Always put the lid down on the toilet. That's the conclusion of a new study examining the amount of Clostridium difficile bacteria that fly into the air and contaminate surfaces when a toilet is flushed without the lid on.
The research was carried out by the Microbiology Department at Leeds General Infirmary in the UK and published in the International Journal of Hospital Infection. Using fecal suspensions of C.difficile, the researchers measured airborne suspension of the bacteria in addition to surface contamination by the bacteria after flushing of both lidless and lidded toilets.
Air samples 25 cm above the toilet, which is about the height of the handle, contained C.difficile, with the highest numbers coming from samples taken immediately after flushing.
Researchers also found the number of viable bacteria to be 12-fold higher from open toilets compared with the same toilet when the lid was closed.
Even with the implementation of strict disinfecting protocols, the authors write, C.difficile clusters continue to spring up in healthcare settings, prompting a search for unaddressed contamination sources.
The airborne bacteria can settle on virtually any surface, from sink to towels and toothbrushes.
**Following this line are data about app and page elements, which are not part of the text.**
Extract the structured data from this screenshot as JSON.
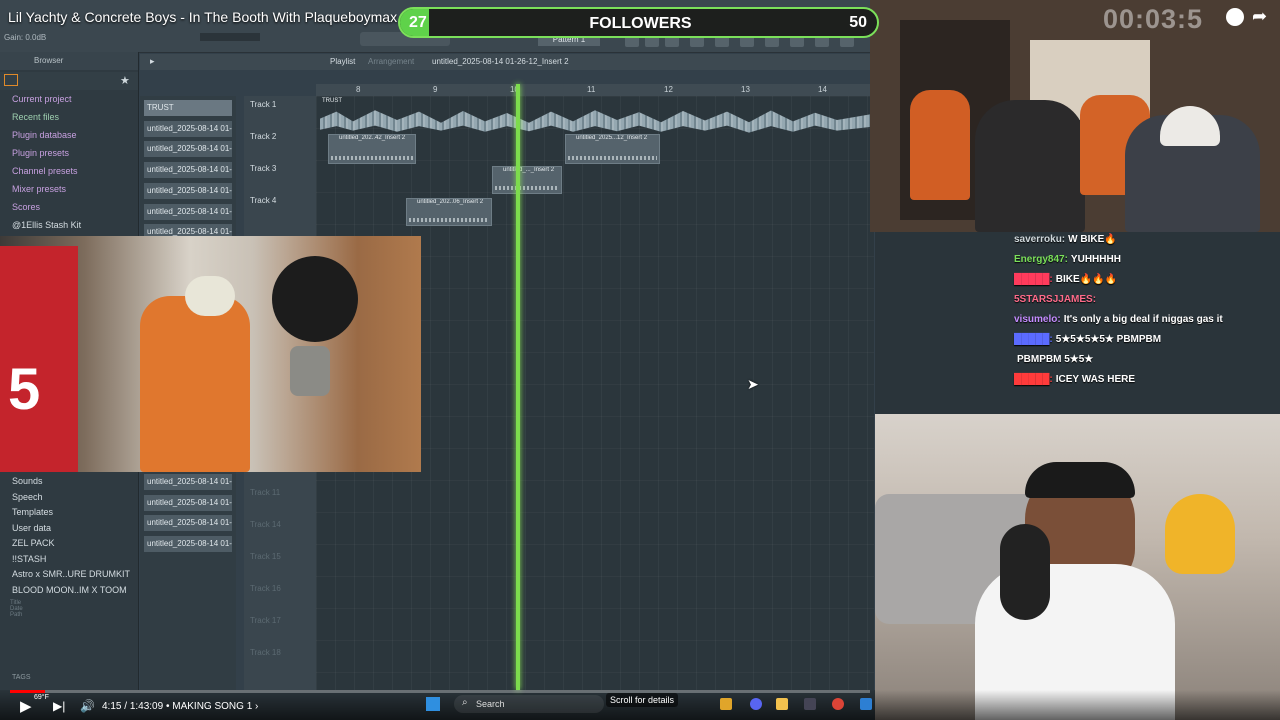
{
  "video": {
    "title": "Lil Yachty & Concrete Boys - In The Booth With Plaqueboymax",
    "current_time": "4:15",
    "duration": "1:43:09",
    "chapter": "MAKING SONG 1",
    "chapter_arrow": "›",
    "progress": 0.041,
    "stream_timer": "00:03:5",
    "weather": "69°F"
  },
  "followers": {
    "left": "27",
    "label": "FOLLOWERS",
    "right": "50",
    "fill": 0.06
  },
  "fl": {
    "gain": "Gain: 0.0dB",
    "browser_label": "Browser",
    "playlist_label": "Playlist",
    "arrangement": "Arrangement",
    "pattern_name": "untitled_2025-08-14 01-26-12_Insert 2",
    "pattern_select": "Pattern 1",
    "browser_items": [
      {
        "label": "Current project",
        "style": "p"
      },
      {
        "label": "Recent files",
        "style": "g"
      },
      {
        "label": "Plugin database",
        "style": "p"
      },
      {
        "label": "Plugin presets",
        "style": "p"
      },
      {
        "label": "Channel presets",
        "style": "p"
      },
      {
        "label": "Mixer presets",
        "style": "p"
      },
      {
        "label": "Scores",
        "style": "p"
      },
      {
        "label": "@1Ellis Stash Kit",
        "style": "w"
      }
    ],
    "browser_items_lower": [
      {
        "label": "Sounds",
        "style": "w"
      },
      {
        "label": "Speech",
        "style": "w"
      },
      {
        "label": "Templates",
        "style": "w"
      },
      {
        "label": "User data",
        "style": "w"
      },
      {
        "label": "ZEL PACK",
        "style": "w"
      },
      {
        "label": "!!STASH",
        "style": "w"
      },
      {
        "label": "Astro x SMR..URE DRUMKIT",
        "style": "w"
      },
      {
        "label": "BLOOD MOON..IM X TOOM",
        "style": "w"
      }
    ],
    "tags_label": "TAGS",
    "patterns_top": [
      "TRUST",
      "untitled_2025-08-14 01-",
      "untitled_2025-08-14 01-",
      "untitled_2025-08-14 01-",
      "untitled_2025-08-14 01-",
      "untitled_2025-08-14 01-",
      "untitled_2025-08-14 01-"
    ],
    "patterns_bottom": [
      "untitled_2025-08-14 01-",
      "untitled_2025-08-14 01-",
      "untitled_2025-08-14 01-",
      "untitled_2025-08-14 01-"
    ],
    "tracks": [
      "Track 1",
      "Track 2",
      "Track 3",
      "Track 4"
    ],
    "tracks_dim": [
      "Track 11",
      "Track 14",
      "Track 15",
      "Track 16",
      "Track 17",
      "Track 18"
    ],
    "ruler": [
      "8",
      "9",
      "10",
      "11",
      "12",
      "13",
      "14"
    ],
    "clips": {
      "trust": "TRUST",
      "c2a": "untitled_202..42_Insert 2",
      "c2b": "untitled_2025...12_Insert 2",
      "c3": "untitled_..._Insert 2",
      "c4": "untitled_202..06_Insert 2"
    }
  },
  "chat": [
    {
      "user": "saverroku:",
      "text": "W BIKE🔥",
      "color": "#cfd8dc"
    },
    {
      "user": "Energy847:",
      "text": "YUHHHHH",
      "color": "#7be05a"
    },
    {
      "user": "█████:",
      "text": "BIKE🔥🔥🔥",
      "color": "#ff3b5c"
    },
    {
      "user": "5STARSJJAMES:",
      "text": "",
      "color": "#ff6b8a"
    },
    {
      "user": "visumelo:",
      "text": "It's only a big deal if niggas gas it",
      "color": "#c58cff"
    },
    {
      "user": "█████:",
      "text": "5★5★5★5★ PBMPBM",
      "color": "#5b6bff"
    },
    {
      "user": "",
      "text": "PBMPBM 5★5★",
      "color": "#e04ccf"
    },
    {
      "user": "█████:",
      "text": "ICEY WAS HERE",
      "color": "#ff3b3b"
    }
  ],
  "taskbar": {
    "search": "Search",
    "scroll": "Scroll for details"
  }
}
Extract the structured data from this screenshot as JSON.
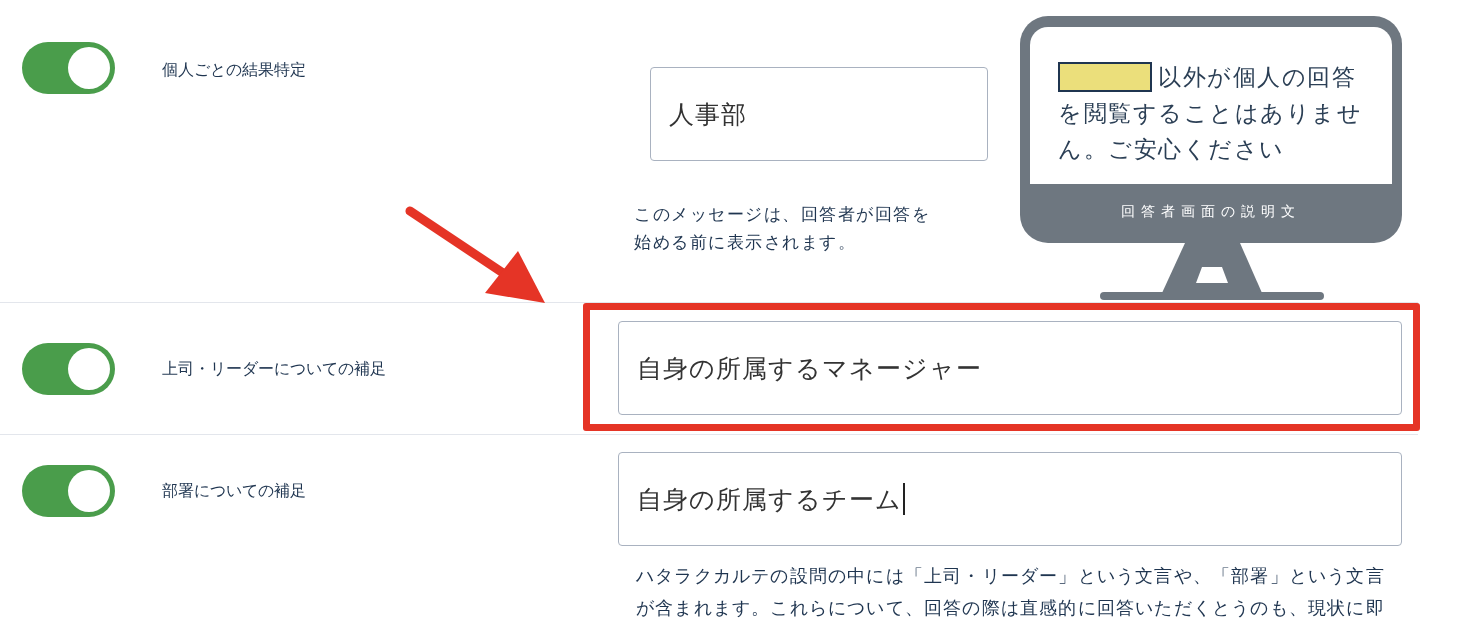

"Lidless conventional toilets increase the risk of C.difficile environmental contamination, and thus we suggest their use is discouraged, particularly in settings where infection is common," the researchers conclude.